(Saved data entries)

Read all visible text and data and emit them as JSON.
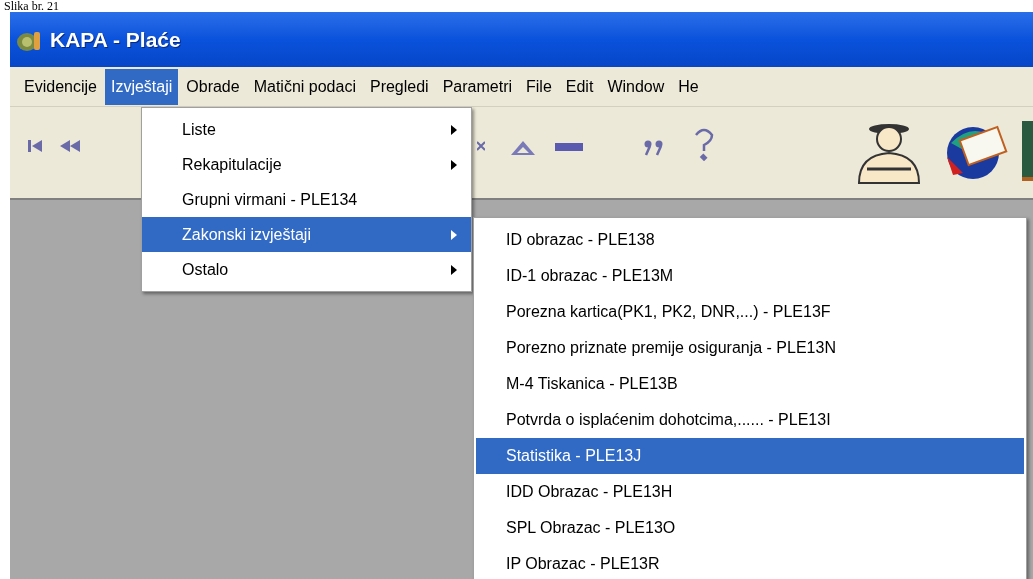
{
  "caption": "Slika br. 21",
  "window": {
    "title": "KAPA - Plaće"
  },
  "menu_bar": [
    {
      "label": "Evidencije",
      "selected": false
    },
    {
      "label": "Izvještaji",
      "selected": true
    },
    {
      "label": "Obrade",
      "selected": false
    },
    {
      "label": "Matični podaci",
      "selected": false
    },
    {
      "label": "Pregledi",
      "selected": false
    },
    {
      "label": "Parametri",
      "selected": false
    },
    {
      "label": "File",
      "selected": false
    },
    {
      "label": "Edit",
      "selected": false
    },
    {
      "label": "Window",
      "selected": false
    },
    {
      "label": "He",
      "selected": false
    }
  ],
  "menu": {
    "items": [
      {
        "label": "Liste",
        "has_submenu": true,
        "selected": false
      },
      {
        "label": "Rekapitulacije",
        "has_submenu": true,
        "selected": false
      },
      {
        "label": "Grupni virmani - PLE134",
        "has_submenu": false,
        "selected": false
      },
      {
        "label": "Zakonski izvještaji",
        "has_submenu": true,
        "selected": true
      },
      {
        "label": "Ostalo",
        "has_submenu": true,
        "selected": false
      }
    ]
  },
  "submenu": {
    "items": [
      {
        "label": "ID obrazac - PLE138",
        "selected": false
      },
      {
        "label": "ID-1 obrazac - PLE13M",
        "selected": false
      },
      {
        "label": "Porezna kartica(PK1, PK2, DNR,...) - PLE13F",
        "selected": false
      },
      {
        "label": "Porezno priznate premije osiguranja - PLE13N",
        "selected": false
      },
      {
        "label": "M-4 Tiskanica - PLE13B",
        "selected": false
      },
      {
        "label": "Potvrda o isplaćenim dohotcima,...... - PLE13I",
        "selected": false
      },
      {
        "label": "Statistika - PLE13J",
        "selected": true
      },
      {
        "label": "IDD Obrazac - PLE13H",
        "selected": false
      },
      {
        "label": "SPL Obrazac - PLE13O",
        "selected": false
      },
      {
        "label": "IP Obrazac - PLE13R",
        "selected": false
      }
    ]
  }
}
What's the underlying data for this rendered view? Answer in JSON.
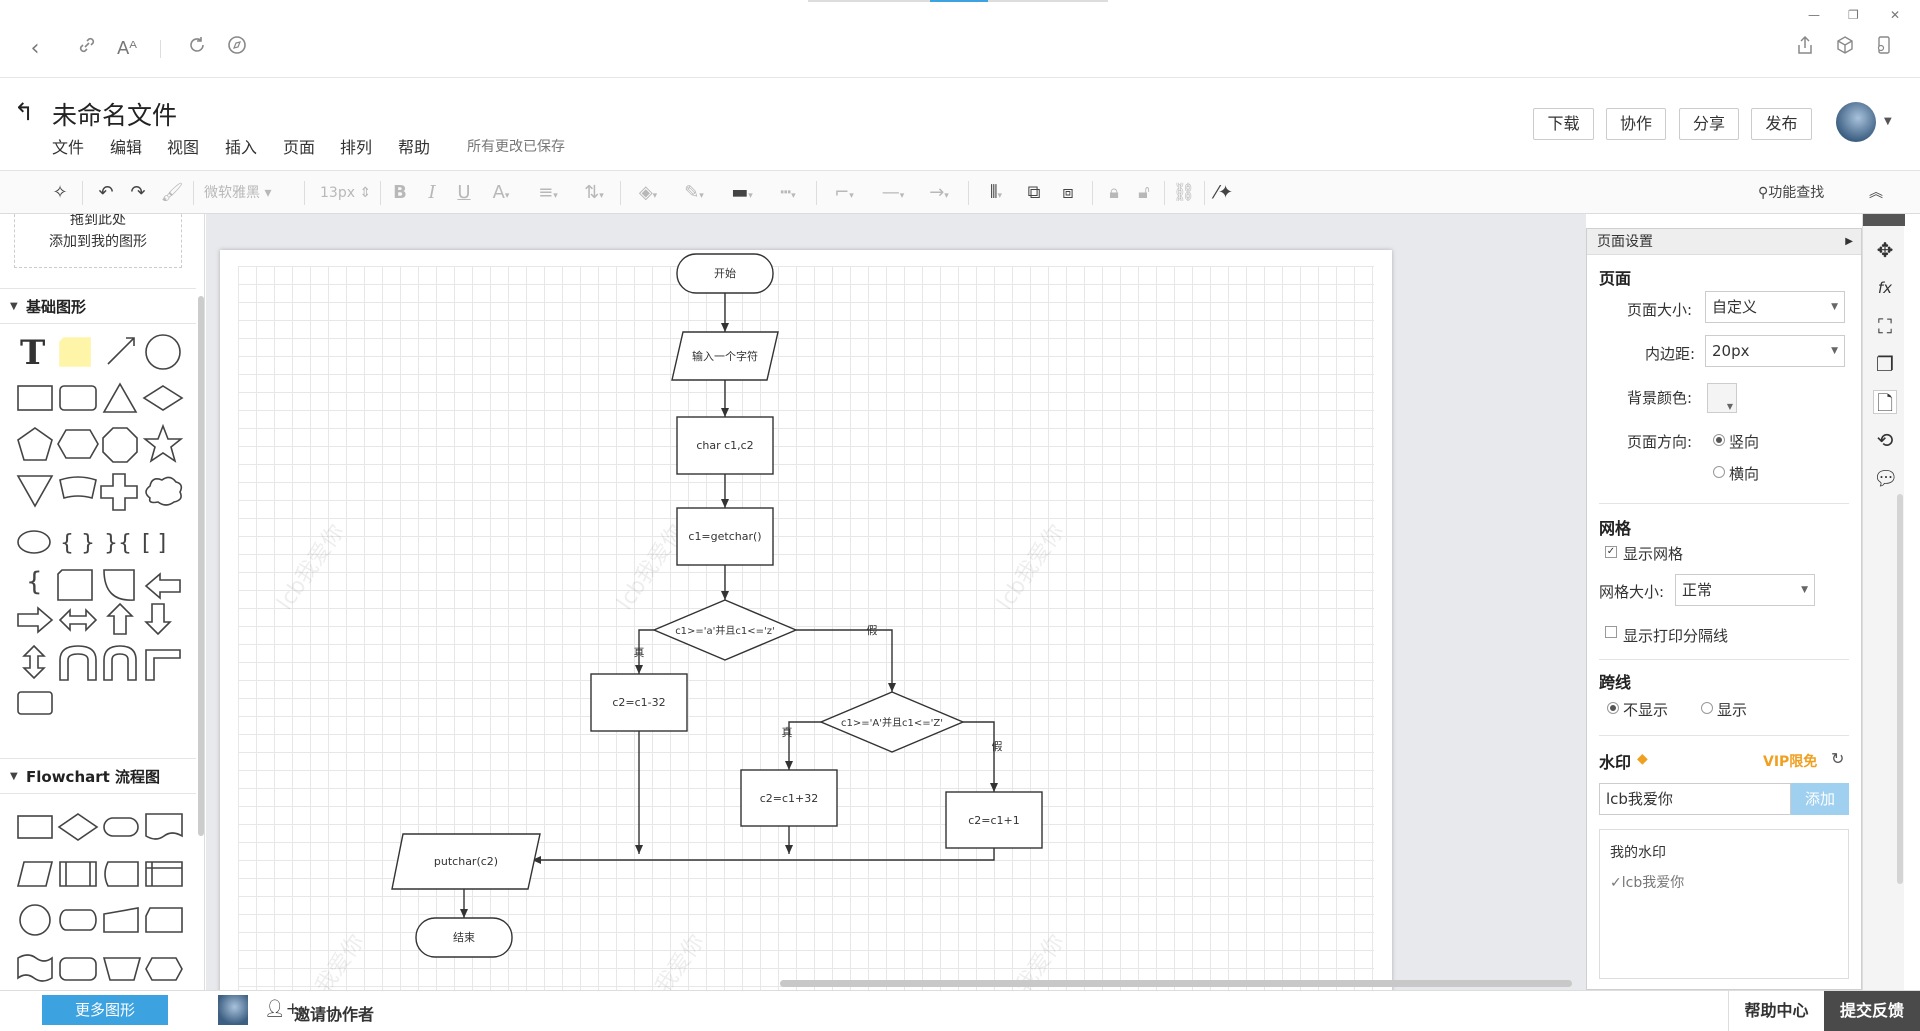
{
  "browser": {
    "icons": [
      "back-icon",
      "link-icon",
      "font-size-icon",
      "refresh-icon",
      "compass-icon",
      "share-icon",
      "box-icon",
      "phone-icon"
    ],
    "window_controls": [
      "—",
      "❐",
      "✕"
    ]
  },
  "header": {
    "title": "未命名文件",
    "menu": [
      "文件",
      "编辑",
      "视图",
      "插入",
      "页面",
      "排列",
      "帮助"
    ],
    "save_status": "所有更改已保存",
    "buttons": {
      "download": "下载",
      "collaborate": "协作",
      "share": "分享",
      "publish": "发布"
    }
  },
  "toolbar": {
    "font_family": "微软雅黑",
    "font_size": "13px",
    "search_label": "功能查找"
  },
  "left_panel": {
    "drop_hint_line1": "拖到此处",
    "drop_hint_line2": "添加到我的图形",
    "section_basic": "基础图形",
    "section_flowchart": "Flowchart 流程图",
    "more_shapes": "更多图形"
  },
  "diagram": {
    "watermark_text": "lcb我爱你",
    "nodes": {
      "start": "开始",
      "input": "输入一个字符",
      "declare": "char c1,c2",
      "getchar": "c1=getchar()",
      "cond1": "c1>='a'并且c1<='z'",
      "minus": "c2=c1-32",
      "cond2": "c1>='A'并且c1<='Z'",
      "plus32": "c2=c1+32",
      "plus1": "c2=c1+1",
      "putchar": "putchar(c2)",
      "end": "结束"
    },
    "edge_labels": {
      "true1": "真",
      "false1": "假",
      "true2": "真",
      "false2": "假"
    }
  },
  "settings": {
    "panel_title": "页面设置",
    "page_heading": "页面",
    "page_size_label": "页面大小:",
    "page_size_value": "自定义",
    "padding_label": "内边距:",
    "padding_value": "20px",
    "bg_color_label": "背景颜色:",
    "orientation_label": "页面方向:",
    "orientation_portrait": "竖向",
    "orientation_landscape": "横向",
    "grid_heading": "网格",
    "show_grid_label": "显示网格",
    "grid_size_label": "网格大小:",
    "grid_size_value": "正常",
    "show_print_label": "显示打印分隔线",
    "cross_heading": "跨线",
    "cross_hide": "不显示",
    "cross_show": "显示",
    "watermark_heading": "水印",
    "vip_label": "VIP限免",
    "watermark_input_value": "lcb我爱你",
    "add_button": "添加",
    "my_watermark_label": "我的水印",
    "my_watermark_item": "lcb我爱你"
  },
  "bottom": {
    "invite": "邀请协作者",
    "help_center": "帮助中心",
    "feedback": "提交反馈"
  },
  "colors": {
    "accent": "#3ca2e0",
    "vip": "#f0a020",
    "feedback_bg": "#4a4a4a"
  }
}
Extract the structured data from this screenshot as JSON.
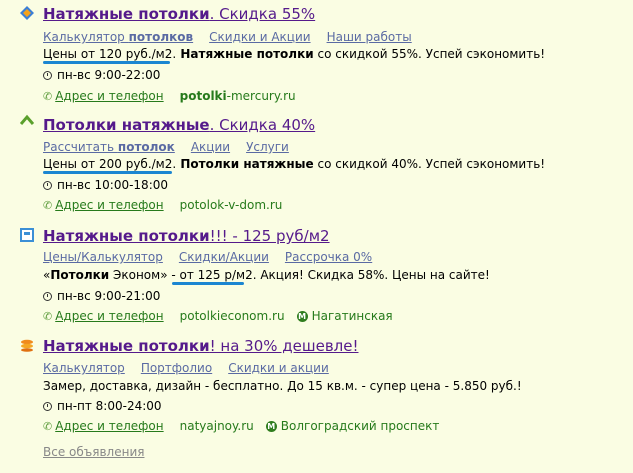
{
  "ads": [
    {
      "icon": "diamond-logo-icon",
      "title_bold": "Натяжные потолки",
      "title_rest": ". Скидка 55%",
      "sitelinks": [
        {
          "pre": "Калькулятор ",
          "bold": "потолков",
          "post": ""
        },
        {
          "pre": "Скидки и Акции",
          "bold": "",
          "post": ""
        },
        {
          "pre": "Наши работы",
          "bold": "",
          "post": ""
        }
      ],
      "desc_pre": "Цены от 120 руб./м2.",
      "desc_bold": " Натяжные потолки",
      "desc_rest": " со скидкой 55%. Успей сэкономить!",
      "hours": "пн-вс 9:00-22:00",
      "address_link": "Адрес и телефон",
      "domain_bold": "potolki",
      "domain_rest": "-mercury.ru",
      "metro": ""
    },
    {
      "icon": "roof-logo-icon",
      "title_bold": "Потолки натяжные",
      "title_rest": ". Скидка 40%",
      "sitelinks": [
        {
          "pre": "Рассчитать ",
          "bold": "потолок",
          "post": ""
        },
        {
          "pre": "Акции",
          "bold": "",
          "post": ""
        },
        {
          "pre": "Услуги",
          "bold": "",
          "post": ""
        }
      ],
      "desc_pre": "Цены от 200 руб./м2.",
      "desc_bold": " Потолки натяжные",
      "desc_rest": " со скидкой 40%. Успей сэкономить!",
      "hours": "пн-вс 10:00-18:00",
      "address_link": "Адрес и телефон",
      "domain_bold": "",
      "domain_rest": "potolok-v-dom.ru",
      "metro": ""
    },
    {
      "icon": "square-logo-icon",
      "title_bold": "Натяжные потолки",
      "title_rest": "!!! - 125 руб/м2",
      "sitelinks": [
        {
          "pre": "Цены/Калькулятор",
          "bold": "",
          "post": ""
        },
        {
          "pre": "Скидки/Акции",
          "bold": "",
          "post": ""
        },
        {
          "pre": "Рассрочка 0%",
          "bold": "",
          "post": ""
        }
      ],
      "desc_lead": "«",
      "desc_bold": "Потолки",
      "desc_mid": " Эконом» - ",
      "desc_pre": "от 125 р/м2",
      "desc_rest": ". Акция! Скидка 58%. Цены на сайте!",
      "hours": "пн-вс 9:00-21:00",
      "address_link": "Адрес и телефон",
      "domain_bold": "",
      "domain_rest": "potolkieconom.ru",
      "metro": "Нагатинская"
    },
    {
      "icon": "stack-logo-icon",
      "title_bold": "Натяжные потолки",
      "title_rest": "! на 30% дешевле!",
      "sitelinks": [
        {
          "pre": "Калькулятор",
          "bold": "",
          "post": ""
        },
        {
          "pre": "Портфолио",
          "bold": "",
          "post": ""
        },
        {
          "pre": "Скидки и акции",
          "bold": "",
          "post": ""
        }
      ],
      "desc_plain": "Замер, доставка, дизайн - бесплатно. До 15 кв.м. - супер цена - 5.850 руб.!",
      "hours": "пн-пт 8:00-24:00",
      "address_link": "Адрес и телефон",
      "domain_bold": "",
      "domain_rest": "natyajnoy.ru",
      "metro": "Волгоградский проспект"
    }
  ],
  "all_ads_link": "Все объявления",
  "metro_symbol": "М",
  "colors": {
    "background": "#fafde3",
    "title": "#551a8b",
    "link": "#5a6aa3",
    "green": "#267a1b",
    "underline": "#1b86d1"
  }
}
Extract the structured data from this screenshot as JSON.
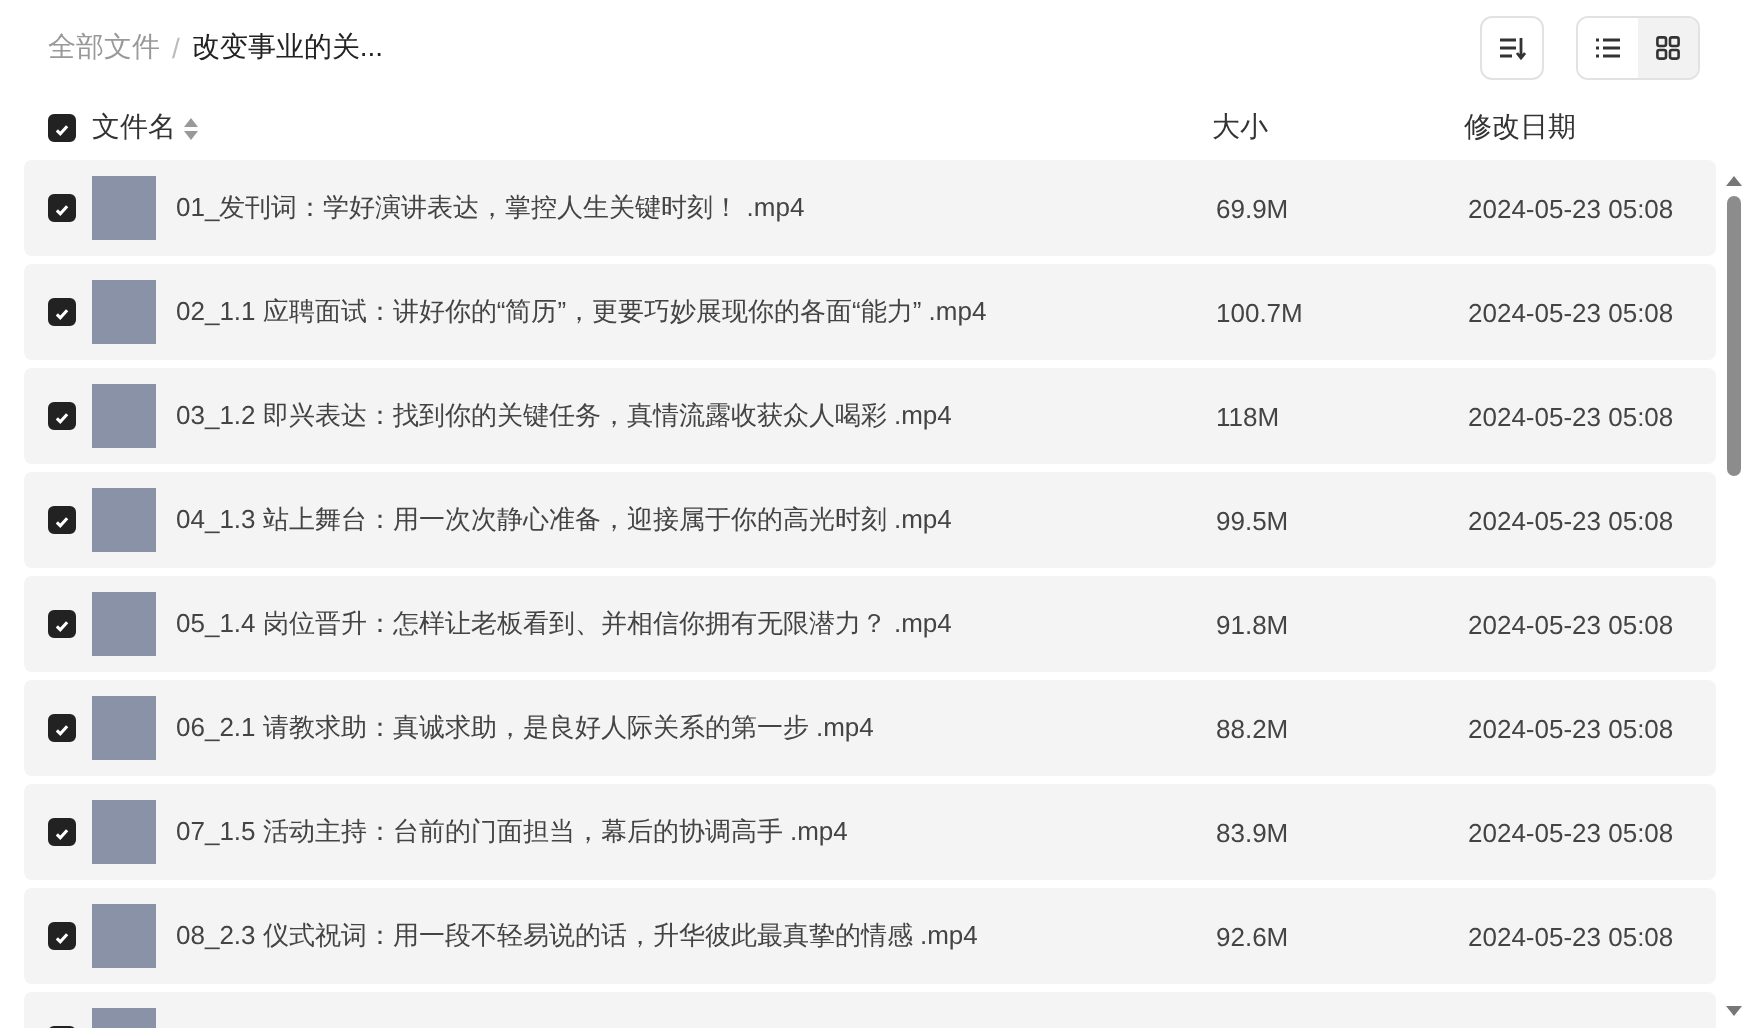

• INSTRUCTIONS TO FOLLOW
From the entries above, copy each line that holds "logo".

• SOLUTION
      "icon": "diamond-logo-icon",
      "icon": "roof-logo-icon",
      "icon": "square-logo-icon",
      "icon": "stack-logo-icon",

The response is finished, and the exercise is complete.